Data supplied
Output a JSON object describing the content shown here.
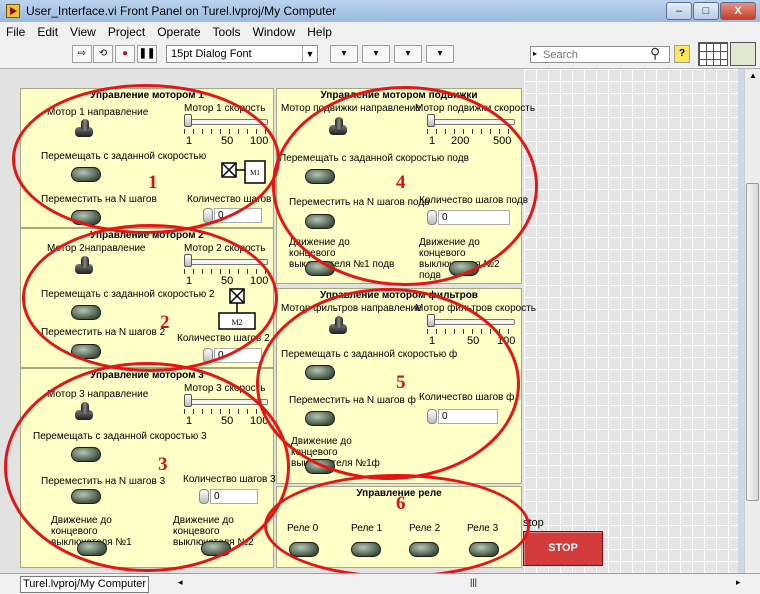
{
  "window": {
    "title": "User_Interface.vi Front Panel on Turel.lvproj/My Computer",
    "minimize": "–",
    "maximize": "□",
    "close": "X"
  },
  "menu": [
    "File",
    "Edit",
    "View",
    "Project",
    "Operate",
    "Tools",
    "Window",
    "Help"
  ],
  "toolbar": {
    "font": "15pt Dialog Font",
    "search_placeholder": "Search",
    "help": "?",
    "run": "⇨",
    "run_cont": "⟲",
    "abort": "●",
    "pause": "❚❚",
    "align": "▾",
    "distribute": "▾",
    "resize": "▾",
    "reorder": "▾"
  },
  "motor1": {
    "title": "Управление мотором 1",
    "dir": "Мотор 1 направление",
    "speed": "Мотор 1 скорость",
    "ticks": [
      "1",
      "50",
      "100"
    ],
    "move_speed": "Перемещать с заданной скоростью",
    "move_n": "Переместить на N шагов",
    "steps": "Количество шагов",
    "steps_value": "0",
    "icon_label": "M1"
  },
  "motor2": {
    "title": "Управление мотором 2",
    "dir": "Мотор 2направление",
    "speed": "Мотор 2 скорость",
    "ticks": [
      "1",
      "50",
      "100"
    ],
    "move_speed": "Перемещать с заданной скоростью 2",
    "move_n": "Переместить на N шагов 2",
    "steps": "Количество шагов 2",
    "steps_value": "0",
    "icon_label": "M2"
  },
  "motor3": {
    "title": "Управление мотором 3",
    "dir": "Мотор 3 направление",
    "speed": "Мотор 3 скорость",
    "ticks": [
      "1",
      "50",
      "100"
    ],
    "move_speed": "Перемещать с заданной скоростью 3",
    "move_n": "Переместить на N шагов 3",
    "steps": "Количество шагов 3",
    "steps_value": "0",
    "limit1": "Движение до концевого выключателя №1",
    "limit2": "Движение до концевого выключателя №2"
  },
  "motor4": {
    "title": "Управление мотором подвижки",
    "dir": "Мотор подвижки направление",
    "speed": "Мотор подвижки скорость",
    "ticks": [
      "1",
      "200",
      "500"
    ],
    "move_speed": "Перемещать с заданной скоростью подв",
    "move_n": "Переместить на N шагов подв",
    "steps": "Количество шагов подв",
    "steps_value": "0",
    "limit1": "Движение до концевого выключателя №1 подв",
    "limit2": "Движение до концевого выключателя №2 подв"
  },
  "motor5": {
    "title": "Управление мотором фильтров",
    "dir": "Мотор фильтров направление",
    "speed": "Мотор фильтров скорость",
    "ticks": [
      "1",
      "50",
      "100"
    ],
    "move_speed": "Перемещать с заданной скоростью ф",
    "move_n": "Переместить на N шагов ф",
    "steps": "Количество шагов ф",
    "steps_value": "0",
    "limit1": "Движение до концевого выключателя №1ф"
  },
  "relays": {
    "title": "Управление реле",
    "items": [
      "Реле 0",
      "Реле 1",
      "Реле 2",
      "Реле 3"
    ]
  },
  "stop": {
    "label": "stop",
    "button": "STOP"
  },
  "annotations": [
    "1",
    "2",
    "3",
    "4",
    "5",
    "6"
  ],
  "status": {
    "path": "Turel.lvproj/My Computer"
  }
}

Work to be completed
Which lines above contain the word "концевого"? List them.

Task solution
    "limit1": "Движение до концевого выключателя №1",
    "limit2": "Движение до концевого выключателя №2"
    "limit1": "Движение до концевого выключателя №1 подв",
    "limit2": "Движение до концевого выключателя №2 подв"
    "limit1": "Движение до концевого выключателя №1ф"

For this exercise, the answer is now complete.